Read the listing and extract each line that includes the word "JSON".

[SUPPLIED DATA — start]

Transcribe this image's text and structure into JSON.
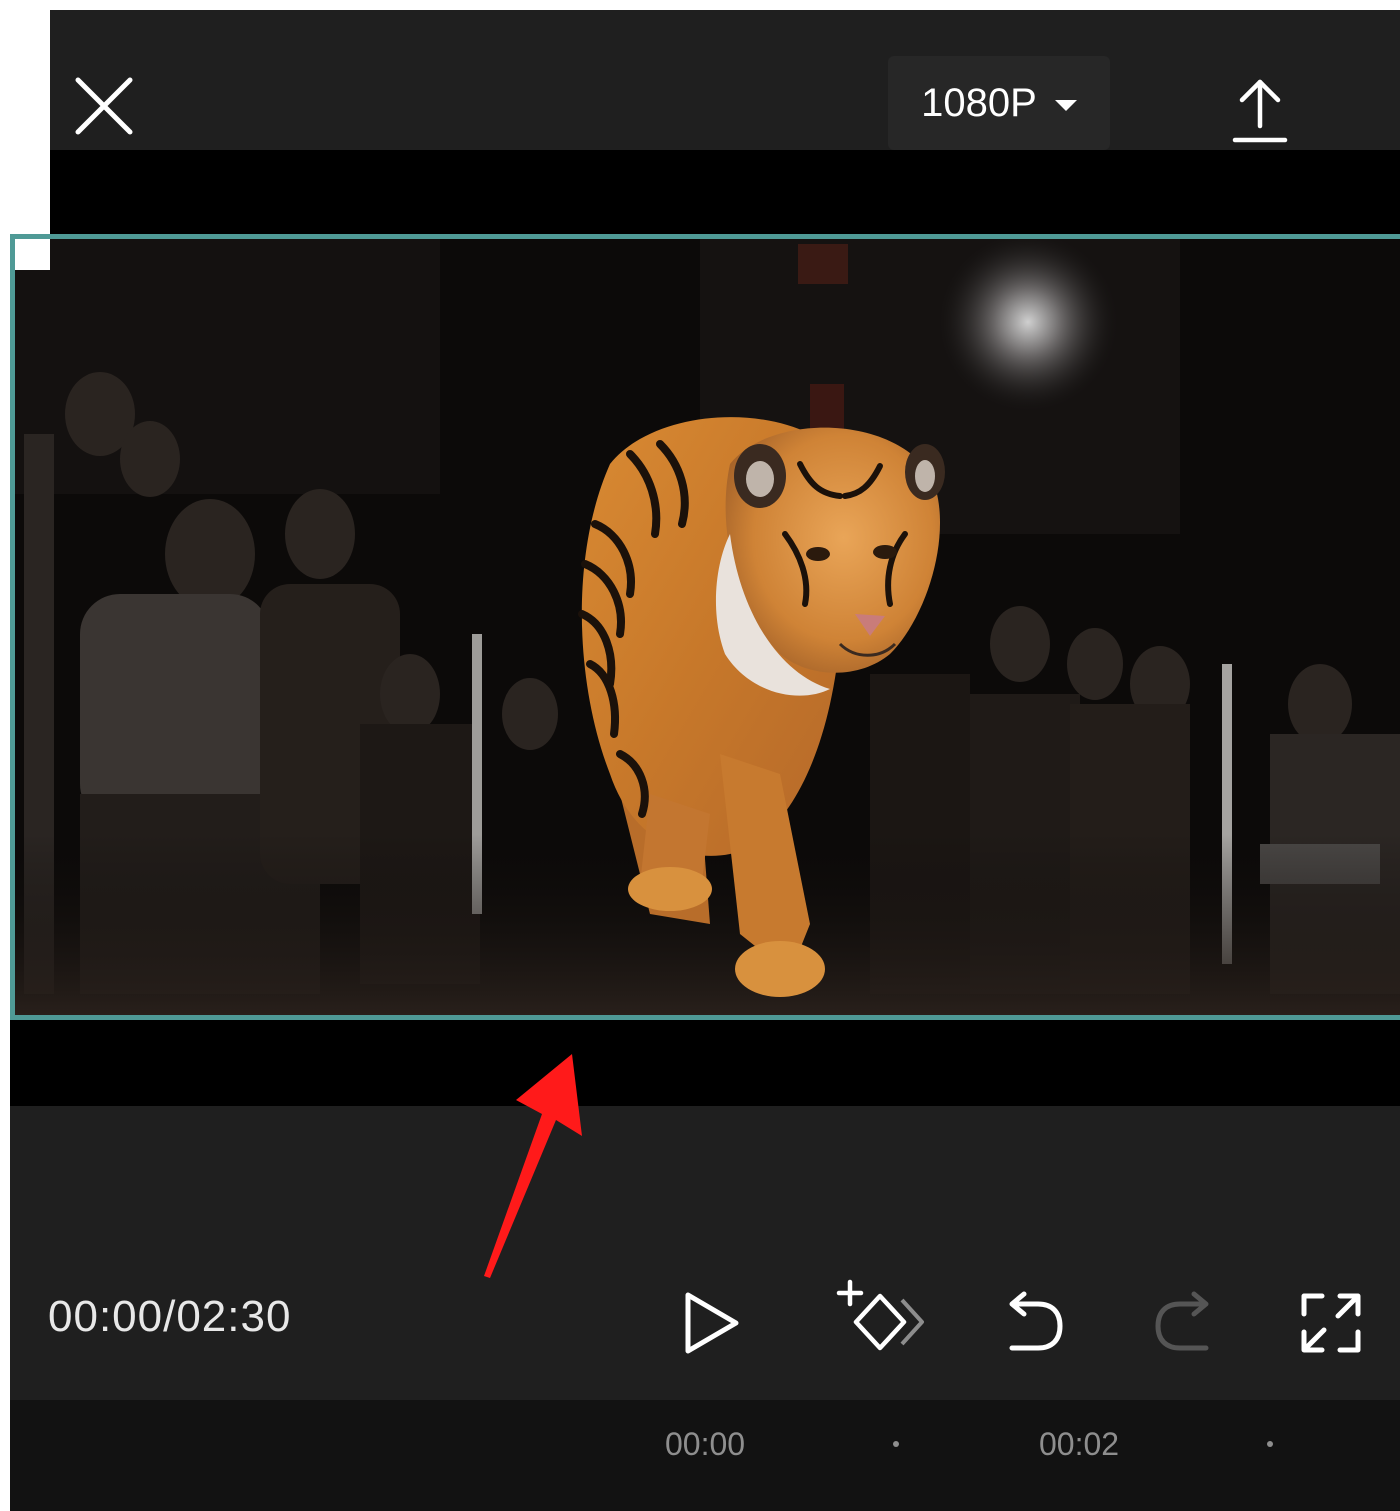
{
  "topbar": {
    "close_icon": "close-icon",
    "resolution_label": "1080P",
    "resolution_icon": "caret-down-icon",
    "export_icon": "upload-icon"
  },
  "preview": {
    "content": "tiger-video-frame",
    "selected_border_color": "#4f9a96"
  },
  "controls": {
    "timecode": "00:00/02:30",
    "play_icon": "play-icon",
    "keyframe_icon": "add-keyframe-icon",
    "undo_icon": "undo-icon",
    "redo_icon": "redo-icon",
    "fullscreen_icon": "fullscreen-icon"
  },
  "timeline": {
    "ticks": [
      "00:00",
      "00:02"
    ]
  },
  "annotation": {
    "arrow_color": "#ff1a1a"
  }
}
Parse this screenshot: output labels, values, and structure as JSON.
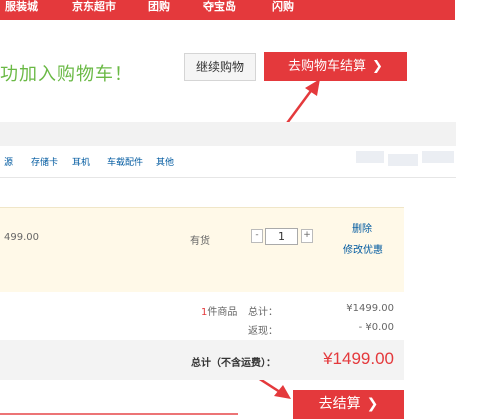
{
  "nav": {
    "items": [
      "服装城",
      "京东超市",
      "团购",
      "夺宝岛",
      "闪购"
    ]
  },
  "success": {
    "message": "功加入购物车！"
  },
  "buttons": {
    "continue_label": "继续购物",
    "go_cart_label": "去购物车结算",
    "checkout_label": "去结算",
    "chevron": "❯"
  },
  "categories": [
    "源",
    "存储卡",
    "耳机",
    "车载配件",
    "其他"
  ],
  "item": {
    "price": "499.00",
    "stock": "有货",
    "qty_minus": "-",
    "qty": "1",
    "qty_plus": "+",
    "delete": "删除",
    "promo": "修改优惠"
  },
  "summary": {
    "count_num": "1",
    "count_suffix": "件商品",
    "total_label": "总计：",
    "total_value": "¥1499.00",
    "rebate_label": "返现：",
    "rebate_value": "- ¥0.00"
  },
  "grand": {
    "label": "总计（不含运费）：",
    "value": "¥1499.00"
  },
  "colors": {
    "brand_red": "#e4393c",
    "success_green": "#6ab945",
    "link_blue": "#005aa0"
  }
}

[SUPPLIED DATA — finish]

▸ OUTPUT:
Transcribe this image's text and structure into JSON.
Parse this screenshot: output labels, values, and structure as JSON.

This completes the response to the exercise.